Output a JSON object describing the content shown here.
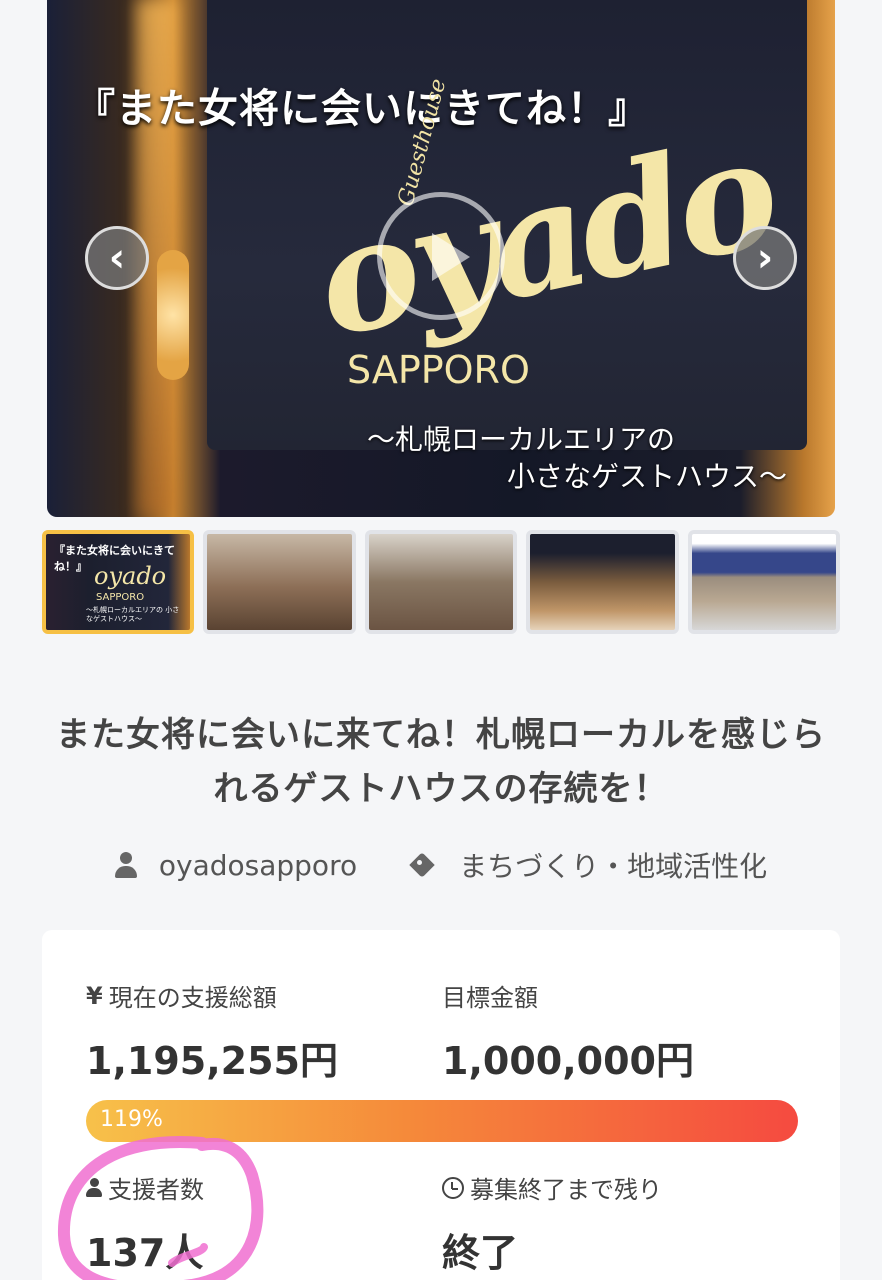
{
  "hero": {
    "title": "『また女将に会いにきてね！』",
    "brand_small": "Guesthouse",
    "brand": "oyado",
    "city": "SAPPORO",
    "subtitle_line1": "〜札幌ローカルエリアの",
    "subtitle_line2": "小さなゲストハウス〜",
    "prev_icon": "chevron-left-icon",
    "next_icon": "chevron-right-icon",
    "play_icon": "play-icon"
  },
  "thumbnails": {
    "items": [
      {
        "title": "『また女将に会いにきてね！』",
        "brand": "oyado",
        "city": "SAPPORO",
        "subtitle": "〜札幌ローカルエリアの 小さなゲストハウス〜",
        "active": true
      },
      {
        "active": false
      },
      {
        "active": false
      },
      {
        "active": false
      },
      {
        "active": false
      }
    ]
  },
  "project": {
    "title": "また女将に会いに来てね！札幌ローカルを感じられるゲストハウスの存続を！",
    "owner": "oyadosapporo",
    "category": "まちづくり・地域活性化"
  },
  "stats": {
    "current_label": "現在の支援総額",
    "current_icon": "yen-icon",
    "current_symbol": "¥",
    "current_value": "1,195,255円",
    "goal_label": "目標金額",
    "goal_value": "1,000,000円",
    "progress_text": "119%",
    "progress_percent": 119,
    "supporters_label": "支援者数",
    "supporters_value": "137人",
    "remaining_label": "募集終了まで残り",
    "remaining_value": "終了"
  },
  "colors": {
    "progress_start": "#f7c14a",
    "progress_end": "#f54a40",
    "thumb_active_border": "#f6c045",
    "scribble": "#f06fd0"
  }
}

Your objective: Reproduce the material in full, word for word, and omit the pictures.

Task output:
Output a JSON object describing the content shown here.
{
  "hero": {
    "title": "『また女将に会いにきてね！』",
    "brand_small": "Guesthouse",
    "brand": "oyado",
    "city": "SAPPORO",
    "subtitle_line1": "〜札幌ローカルエリアの",
    "subtitle_line2": "小さなゲストハウス〜",
    "prev_icon": "chevron-left-icon",
    "next_icon": "chevron-right-icon",
    "play_icon": "play-icon"
  },
  "thumbnails": {
    "items": [
      {
        "title": "『また女将に会いにきてね！』",
        "brand": "oyado",
        "city": "SAPPORO",
        "subtitle": "〜札幌ローカルエリアの 小さなゲストハウス〜",
        "active": true
      },
      {
        "active": false
      },
      {
        "active": false
      },
      {
        "active": false
      },
      {
        "active": false
      }
    ]
  },
  "project": {
    "title": "また女将に会いに来てね！札幌ローカルを感じられるゲストハウスの存続を！",
    "owner": "oyadosapporo",
    "category": "まちづくり・地域活性化"
  },
  "stats": {
    "current_label": "現在の支援総額",
    "current_icon": "yen-icon",
    "current_symbol": "¥",
    "current_value": "1,195,255円",
    "goal_label": "目標金額",
    "goal_value": "1,000,000円",
    "progress_text": "119%",
    "progress_percent": 119,
    "supporters_label": "支援者数",
    "supporters_value": "137人",
    "remaining_label": "募集終了まで残り",
    "remaining_value": "終了"
  },
  "colors": {
    "progress_start": "#f7c14a",
    "progress_end": "#f54a40",
    "thumb_active_border": "#f6c045",
    "scribble": "#f06fd0"
  }
}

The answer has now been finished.